Honda Opening Statement at Subcommittee Markup of Legislative Branch Appropriations bill, FY12
"We are told to increase security in our district offices. But how are we supposed to pay for it? Certainly not out of our office budgets that are being wacked, not from the Police that are flat funded, and not from the Sergeant at Arms whose budget is cut 10 percent."
WASHINGTON, DC - Rep. Mike Honda, Ranking Member of the Legislative Branch Appropriations Subcommittee delivered the following statement at the Subcommittee Markup of the FY2012 Appropriations bill:
"I would like to begin by thanking Chairman Crenshaw, the Appropriations majority staff, and his personal staff for the professionalism shown during this process. While it is not the bill I would have written, it is the process that I would have followed. I hope the other subcommittees function like this one and work together where they can and agree to disagree when they cannot.
"As for the bill, the Legislative Branch minus the Senate is being cut by 6.4 % from FY 2011 and 9% from FY 2010. These cuts are being done while we had to fix a $13 million hole for the Capitol Police because of their accounting mistake in fiscal year 2010. I believe these cuts are harmful to our ability to serve our constituents and House’s responsibility to provide effective oversight.
"I know the Chairman was under pressure from the allocation to ensure that our subcommittee shares in the pain when the majority is also cutting Women and Children’s nutrition programs, consumer protection, and other important programs in other bills. This bill has succeeded in joining the other flawed bills by cutting at the expense of jobs, strong oversight, and common-sense efficiencies. Maybe with this bill, the smallest of all 12 and the one that funds our own operations, the majority will see the real life impacts of these cuts, one of which is not real deficit reduction.

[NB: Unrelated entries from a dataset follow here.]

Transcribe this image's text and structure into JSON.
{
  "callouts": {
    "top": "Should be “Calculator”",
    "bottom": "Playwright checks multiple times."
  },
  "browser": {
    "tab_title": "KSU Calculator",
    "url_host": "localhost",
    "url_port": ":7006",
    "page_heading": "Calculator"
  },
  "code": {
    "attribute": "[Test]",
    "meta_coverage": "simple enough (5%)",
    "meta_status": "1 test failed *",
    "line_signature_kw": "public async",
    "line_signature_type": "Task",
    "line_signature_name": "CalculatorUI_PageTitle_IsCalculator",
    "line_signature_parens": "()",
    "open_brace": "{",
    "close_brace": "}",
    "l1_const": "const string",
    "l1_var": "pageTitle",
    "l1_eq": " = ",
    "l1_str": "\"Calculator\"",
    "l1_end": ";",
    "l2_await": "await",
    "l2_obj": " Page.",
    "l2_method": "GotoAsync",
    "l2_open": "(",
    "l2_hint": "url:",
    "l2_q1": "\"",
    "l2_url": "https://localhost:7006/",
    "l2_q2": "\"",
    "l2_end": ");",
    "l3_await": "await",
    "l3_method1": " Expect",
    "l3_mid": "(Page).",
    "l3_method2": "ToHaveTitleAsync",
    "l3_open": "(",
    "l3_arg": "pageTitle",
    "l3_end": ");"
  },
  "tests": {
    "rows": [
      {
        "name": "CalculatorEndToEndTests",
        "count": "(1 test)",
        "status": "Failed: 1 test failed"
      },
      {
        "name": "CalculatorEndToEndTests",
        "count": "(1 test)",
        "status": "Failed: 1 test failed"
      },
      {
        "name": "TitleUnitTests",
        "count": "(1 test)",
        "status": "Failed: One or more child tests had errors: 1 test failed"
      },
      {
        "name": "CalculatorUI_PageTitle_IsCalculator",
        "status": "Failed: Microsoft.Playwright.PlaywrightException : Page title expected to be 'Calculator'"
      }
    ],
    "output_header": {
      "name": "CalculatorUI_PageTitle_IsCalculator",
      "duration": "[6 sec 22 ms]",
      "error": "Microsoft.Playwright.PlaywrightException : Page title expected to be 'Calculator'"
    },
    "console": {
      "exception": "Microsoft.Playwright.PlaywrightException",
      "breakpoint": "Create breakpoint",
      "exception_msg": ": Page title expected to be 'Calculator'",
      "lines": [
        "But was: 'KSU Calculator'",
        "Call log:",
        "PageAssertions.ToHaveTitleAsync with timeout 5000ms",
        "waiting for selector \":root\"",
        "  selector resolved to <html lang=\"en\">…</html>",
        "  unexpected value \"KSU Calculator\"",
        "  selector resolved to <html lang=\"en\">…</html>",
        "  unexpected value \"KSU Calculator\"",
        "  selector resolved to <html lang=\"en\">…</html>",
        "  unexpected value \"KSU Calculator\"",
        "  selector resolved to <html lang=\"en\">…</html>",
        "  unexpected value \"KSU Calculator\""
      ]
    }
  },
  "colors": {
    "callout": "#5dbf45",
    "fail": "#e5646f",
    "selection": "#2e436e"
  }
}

"This bill would cut the Library of Congress by 8.5%, including a reduction of over 300 employees, including 50 from our much relied upon Congressional Research Service. Members should ask their staff how often they use CRS staff for research, particularly in responding to questions and concerns from their constituents.
"This bill would cut the Government Printing Office by 16%, an agency already planning to let go of 330 employees. There is language encouraging the privatization of GPO’s activities. I would like to see the costs associated with asking a private company to operate on a 24 hour cycle when we work into the early morning hours conducting legislative business. Something tells me we would spend more not less.
"The Government Accountability Office, or GAO, is cut by 6.4%. Every dollar spent at GAO results in 4 dollars in taxpayer savings. Is it the majority’s priority to not save taxpayers money? Those who claim to want increased oversight of government programs should reject cuts to GAO. They are known as Congress’ watchdog, and that watchdog should have teeth.
"We have heard that some Members offices are furloughing staff to meet the 5% cut to the Members’ Representational Allowance (MRA) in 2011. Now this bill will further cut MRA’s by 6.4%. Cuts to the MRA means cuts to Members’ day-to-day abilities to effectively represent our constituents. From the staff assistant answering calls from our constituents to the caseworker helping grandma recover her lost social security check—all of these services are funded through the MRA.
"In what world does laying people off recover the economy? The cut and grow mantra does not work in the economy as a whole; it certainly will not work in the corridors of Congress. The next time you ask for a service or require assistance from your staff or the staff of the Architect, GAO, or the Library, Members should ask those workers how they will get by with less and what the impact is to the soon to be laid off individuals’ economic situation. I hope this Committee will back agencies up when they will have to deny or severely limit services provided to Members offices because there are fewer people to handle requests. Remember the cuts we are making in this bill the next time you have a request of GAO or CBO.
"Beyond that, we are told to increase security in our district offices. But how are we supposed to pay for it? Certainly not out of our office budgets that are being wacked, not from the Police that are flat funded, and not from the Sergeant at Arms whose budget is cut 10 percent.
"I have a great deal of respect for Chairman Crenshaw. There are not many things he could have done differently with the allocation he had to work under.
"I hope we can work together to improve this bill as it goes forward. I also hope reasoned minds rethink trying to balance the budget by cutting services to the people who sent us here—our constituents. We can and must do better."